SO: Sometimes I think we take too many things into account. I see other bands, and I feel like they have more success just trying to do their thing. So I think we’ve partially tried to do that in recent times. I think consciously we take into account how much time we have, where were slotted, who were performing to and where. I think just as musicians we’re just affected by who were playing to and for, whether it’s outside or inside, or the day time or the night time. We can play the same exact songs one day and the next day, and one day is outside at Big Sur, and the next day is inside at The Great American Music Hall and it would be totally different even though we played the same set because there are so many nuances, and faces in our music that are open to interpretation that all those factors affect the set.
For us what we ended up doing rather than one long three month tour, we did these three weeks out, two weeks out, organized around festivals. Each time we add a new song into the mix, or flip around the structure of set. It doesn’t work the first two shows, we discuss it, problem solve, and by the end of the two weeks we come up with something that really works in regards to the whole performance. Usually, by the next time things are working quite right again, so we fix it. We are always changing from night to night slowly, even though it seems similar, someone sends you a recording and when you sit back and listen to it, it’s changing.
SFC: It seems like you guys prefer not to label your music, or categorize your sound. If you were forced to describe or label your music, how would you?
SO: I haven’t met a musician who is really excited with labeling their music. I don’t think musicians prefer to do that. I don’t think anyone sets out to make music because they want to make, say, indie rock with a reggae twist or whatever. I don’t know what people are looking for when they ask me that question anyway.
I was talking to William Parker, we were fortunate blessing to play with him a few times. He is a pretty influential jazz bassist. He probably has over 500 recordings. He is kind of a New York City staple. He was saying Peter Brötzmann’s, who is a pretty famous German pre-improvisation saxophonist, is known for playing this in your face, non-stop, kind of brutal saxophone kind of squealing thing. It’s very full forced all the time. William was saying that Peter loves to listen to Lester Young who is famous for playing with Billy Holliday. He is a very smooth, sweet, lyrical tenor saxophone tone. You never would put the two anywhere in the same category. Peter Brötzmann’s two main influences were Lester Young and bird watching. Really, nothing to do with his intense music that he’d make, but that what was he’s inspired by.
I was talking with William, and we were just laughing about how most of the time musicians or even artists what they think they’re doing, or what they are influenced by, or try and emulate or make a reaction to, is so totally off what they actually do. It just happens to be what they’re inspired by.

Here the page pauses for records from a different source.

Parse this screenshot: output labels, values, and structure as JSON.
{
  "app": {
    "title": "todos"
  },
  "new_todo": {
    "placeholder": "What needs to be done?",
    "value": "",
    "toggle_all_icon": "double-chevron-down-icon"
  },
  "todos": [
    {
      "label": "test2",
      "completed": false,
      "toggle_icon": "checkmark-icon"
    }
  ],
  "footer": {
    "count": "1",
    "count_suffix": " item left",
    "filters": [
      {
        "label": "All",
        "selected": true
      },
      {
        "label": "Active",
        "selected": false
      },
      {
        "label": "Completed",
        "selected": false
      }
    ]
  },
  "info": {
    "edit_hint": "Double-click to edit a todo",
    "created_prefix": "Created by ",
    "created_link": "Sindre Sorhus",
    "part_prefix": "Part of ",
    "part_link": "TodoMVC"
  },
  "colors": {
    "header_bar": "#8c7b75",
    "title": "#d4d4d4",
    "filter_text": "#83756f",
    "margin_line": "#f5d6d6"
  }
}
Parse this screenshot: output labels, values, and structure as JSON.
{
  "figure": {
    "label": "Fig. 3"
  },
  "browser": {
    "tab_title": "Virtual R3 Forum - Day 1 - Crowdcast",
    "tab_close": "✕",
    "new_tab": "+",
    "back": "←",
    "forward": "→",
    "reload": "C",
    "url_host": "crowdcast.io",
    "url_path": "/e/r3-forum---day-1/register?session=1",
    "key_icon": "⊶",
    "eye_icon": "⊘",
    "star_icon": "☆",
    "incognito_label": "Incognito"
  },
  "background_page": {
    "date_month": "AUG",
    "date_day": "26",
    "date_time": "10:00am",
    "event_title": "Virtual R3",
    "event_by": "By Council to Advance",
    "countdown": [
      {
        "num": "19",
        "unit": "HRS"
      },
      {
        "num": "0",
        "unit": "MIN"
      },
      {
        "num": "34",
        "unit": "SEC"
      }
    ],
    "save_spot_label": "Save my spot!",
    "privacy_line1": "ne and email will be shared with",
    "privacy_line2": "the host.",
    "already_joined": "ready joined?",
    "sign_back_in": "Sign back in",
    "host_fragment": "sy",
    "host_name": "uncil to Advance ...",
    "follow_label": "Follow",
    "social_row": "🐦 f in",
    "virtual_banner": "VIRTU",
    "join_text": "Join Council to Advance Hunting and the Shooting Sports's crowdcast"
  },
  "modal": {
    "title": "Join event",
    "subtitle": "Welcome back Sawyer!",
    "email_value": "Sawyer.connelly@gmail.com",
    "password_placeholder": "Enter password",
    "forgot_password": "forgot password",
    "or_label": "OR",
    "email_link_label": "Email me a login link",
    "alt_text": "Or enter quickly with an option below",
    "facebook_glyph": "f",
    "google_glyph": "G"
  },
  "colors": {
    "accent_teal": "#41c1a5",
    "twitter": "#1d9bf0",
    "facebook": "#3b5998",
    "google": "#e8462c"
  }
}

In this sense I think myself and my band, that generally we are inspired by so many things at any given time that we try and incorporate with what we do either directly or indirectly. I feel ultimately, no matter what we are trying to do draw from, inescapably we make what we make for better or for worst. I think with each album, and as time grows I think we get even more non-specific, if that makes any sense. This newest record, I haven’t listen to a lot, but when I have listened I feel like we are getting closer to the point of making something that is us, but it doesn’t seem to fit anywhere. I don’t feel it fits into art rock, or indie rock necessarily and it’s not improvisation or world jazz.
SFC: I’m very curious about the band name.
SO: Unfortunately there isn’t much exciting about the band name. Like I said when we first started recording this four track stuff, Miles and us, we had recorded enough stuff so and Miles was like what if we call it Akron. I was like yeah that’s cool and it didn’t think much about it. Then Ryan moved into the town, and then other people would sit with us sometimes, so we added Family to the name. It was more just kind of open ended, extended thing.